TRY IT: In the entries below, how many lines contain the word "JSON"? State the number and nothing more.

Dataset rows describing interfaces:
=======

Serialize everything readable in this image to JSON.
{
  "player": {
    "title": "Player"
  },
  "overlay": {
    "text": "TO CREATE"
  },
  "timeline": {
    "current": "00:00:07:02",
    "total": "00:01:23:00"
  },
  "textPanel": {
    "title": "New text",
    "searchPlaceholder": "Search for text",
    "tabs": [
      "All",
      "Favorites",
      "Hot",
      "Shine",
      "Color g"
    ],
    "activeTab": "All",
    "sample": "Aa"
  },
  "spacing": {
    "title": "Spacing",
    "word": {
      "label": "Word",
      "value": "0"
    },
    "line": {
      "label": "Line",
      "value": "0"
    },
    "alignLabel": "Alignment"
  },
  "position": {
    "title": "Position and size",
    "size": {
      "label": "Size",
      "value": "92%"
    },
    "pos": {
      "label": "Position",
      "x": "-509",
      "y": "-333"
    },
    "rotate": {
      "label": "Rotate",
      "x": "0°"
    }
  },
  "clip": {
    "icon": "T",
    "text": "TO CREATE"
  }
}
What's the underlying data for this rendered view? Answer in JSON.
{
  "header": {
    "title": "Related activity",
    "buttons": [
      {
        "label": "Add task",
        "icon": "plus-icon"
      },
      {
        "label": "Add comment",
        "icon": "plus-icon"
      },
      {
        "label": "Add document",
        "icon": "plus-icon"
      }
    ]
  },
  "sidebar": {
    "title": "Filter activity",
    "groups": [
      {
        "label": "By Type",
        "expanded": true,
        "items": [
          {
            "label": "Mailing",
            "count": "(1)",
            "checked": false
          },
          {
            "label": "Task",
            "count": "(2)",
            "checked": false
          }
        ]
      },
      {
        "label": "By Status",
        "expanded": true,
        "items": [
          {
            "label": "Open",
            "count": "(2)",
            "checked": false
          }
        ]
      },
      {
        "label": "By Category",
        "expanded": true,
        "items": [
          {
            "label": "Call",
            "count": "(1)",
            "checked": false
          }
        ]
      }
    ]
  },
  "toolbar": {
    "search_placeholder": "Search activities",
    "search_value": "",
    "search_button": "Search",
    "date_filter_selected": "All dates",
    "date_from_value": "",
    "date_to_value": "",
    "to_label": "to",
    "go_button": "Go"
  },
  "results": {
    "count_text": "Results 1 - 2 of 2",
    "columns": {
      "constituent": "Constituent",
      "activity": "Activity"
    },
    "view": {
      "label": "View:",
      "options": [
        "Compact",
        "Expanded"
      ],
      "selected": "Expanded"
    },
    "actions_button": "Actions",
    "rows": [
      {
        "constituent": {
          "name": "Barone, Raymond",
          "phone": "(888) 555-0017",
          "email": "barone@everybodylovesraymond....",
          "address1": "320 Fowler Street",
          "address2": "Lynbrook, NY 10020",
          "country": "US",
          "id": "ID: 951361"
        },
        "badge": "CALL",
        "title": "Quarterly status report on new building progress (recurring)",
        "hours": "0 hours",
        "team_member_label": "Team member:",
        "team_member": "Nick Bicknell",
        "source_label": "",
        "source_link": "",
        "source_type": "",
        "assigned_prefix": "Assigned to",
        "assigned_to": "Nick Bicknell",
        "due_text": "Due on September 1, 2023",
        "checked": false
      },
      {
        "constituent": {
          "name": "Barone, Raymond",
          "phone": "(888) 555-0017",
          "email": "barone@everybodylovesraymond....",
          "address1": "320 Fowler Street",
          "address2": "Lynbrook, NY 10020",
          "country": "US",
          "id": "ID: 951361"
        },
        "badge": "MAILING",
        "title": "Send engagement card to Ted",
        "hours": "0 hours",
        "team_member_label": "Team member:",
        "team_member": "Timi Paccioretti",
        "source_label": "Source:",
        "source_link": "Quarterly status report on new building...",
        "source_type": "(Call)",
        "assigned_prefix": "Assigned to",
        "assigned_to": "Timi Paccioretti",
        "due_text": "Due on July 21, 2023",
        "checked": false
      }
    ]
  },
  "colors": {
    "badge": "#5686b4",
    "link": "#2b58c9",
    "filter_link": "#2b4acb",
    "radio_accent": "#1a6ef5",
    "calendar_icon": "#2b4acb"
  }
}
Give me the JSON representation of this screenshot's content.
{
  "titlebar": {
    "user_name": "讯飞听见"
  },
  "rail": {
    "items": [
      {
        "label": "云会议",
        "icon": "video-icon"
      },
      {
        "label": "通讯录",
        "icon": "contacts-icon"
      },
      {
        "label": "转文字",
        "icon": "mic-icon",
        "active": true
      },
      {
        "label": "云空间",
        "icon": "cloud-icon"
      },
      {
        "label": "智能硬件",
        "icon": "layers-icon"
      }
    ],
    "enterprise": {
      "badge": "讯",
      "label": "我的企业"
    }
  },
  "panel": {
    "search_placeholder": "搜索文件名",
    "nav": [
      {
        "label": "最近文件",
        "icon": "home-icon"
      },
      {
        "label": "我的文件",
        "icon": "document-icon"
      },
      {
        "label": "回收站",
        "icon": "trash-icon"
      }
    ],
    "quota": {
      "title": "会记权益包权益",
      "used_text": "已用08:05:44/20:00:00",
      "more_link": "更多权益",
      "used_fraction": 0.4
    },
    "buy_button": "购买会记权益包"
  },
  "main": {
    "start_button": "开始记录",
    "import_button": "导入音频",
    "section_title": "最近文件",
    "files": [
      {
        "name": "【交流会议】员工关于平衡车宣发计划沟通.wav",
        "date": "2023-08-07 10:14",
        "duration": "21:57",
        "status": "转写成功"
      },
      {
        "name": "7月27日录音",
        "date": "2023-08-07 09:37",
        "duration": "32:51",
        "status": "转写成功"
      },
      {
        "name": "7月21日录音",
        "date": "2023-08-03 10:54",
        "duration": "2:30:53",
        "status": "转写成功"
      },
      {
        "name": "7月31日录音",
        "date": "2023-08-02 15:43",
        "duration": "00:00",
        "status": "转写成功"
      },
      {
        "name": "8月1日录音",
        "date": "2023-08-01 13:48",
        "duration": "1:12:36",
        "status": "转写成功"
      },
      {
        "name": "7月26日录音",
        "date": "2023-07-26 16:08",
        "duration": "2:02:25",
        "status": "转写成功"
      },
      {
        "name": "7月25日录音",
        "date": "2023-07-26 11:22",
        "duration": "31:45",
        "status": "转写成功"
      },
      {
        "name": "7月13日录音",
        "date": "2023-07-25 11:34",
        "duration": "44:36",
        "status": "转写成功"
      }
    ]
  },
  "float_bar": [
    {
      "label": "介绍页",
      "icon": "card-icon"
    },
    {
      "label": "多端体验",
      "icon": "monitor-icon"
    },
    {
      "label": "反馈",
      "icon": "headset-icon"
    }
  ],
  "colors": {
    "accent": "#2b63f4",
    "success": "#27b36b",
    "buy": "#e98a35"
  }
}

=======

RESULT BELOW: 3